A total of 114 eligible patients were included in the analysis. The mean BS-11 score at baseline was 6.2 (SD 1.6). Following initiation of TDB, there was a statistically significant improvement in BS-11 score from baseline to visit 3 (least squares [LS] mean change: -2.27 [95% CI -2.66 to −1.87]), which was maintained till the end of the study (visit 7) (LS mean change: −2.64 [95% -3.05 to −2.23]) (p < 0.0001 for both). The proportion of patients who rated sleep quality as good increased from 14.0% at baseline to 26.9% at visit 6. By visit 6, the mean EQ VAS score increased by 7.7 units (SD 17.9). There were also significant improvements in patients levels of functioning for all EQ-5D-3 L dimensions from baseline at visit 6 (p < 0.05 for all). Seventy-eight percent of patients reported TEAEs and 22.8% of patients discontinued due to TEAEs. TEAEs were generally mild to moderate in intensity (96.5%).

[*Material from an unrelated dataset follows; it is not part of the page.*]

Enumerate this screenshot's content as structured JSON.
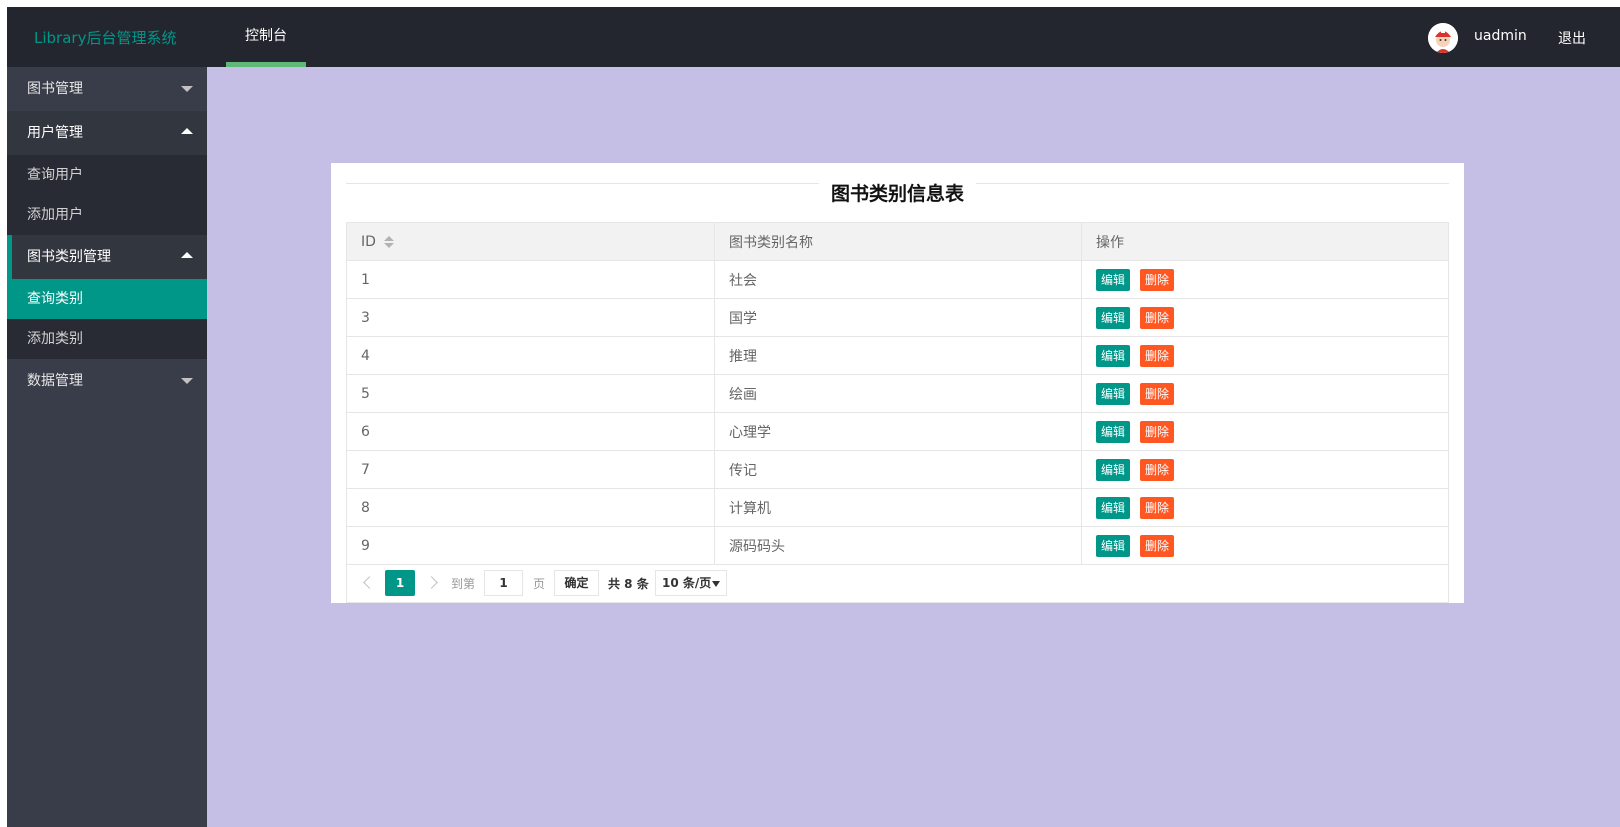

TDB provides effective pain relief with an acceptable tolerability profile over the 11-week treatment period in Asian patients with chronic musculoskeletal pain. More studies are needed to examine the long-term efficacy and safety of TBD treatment in this patient population.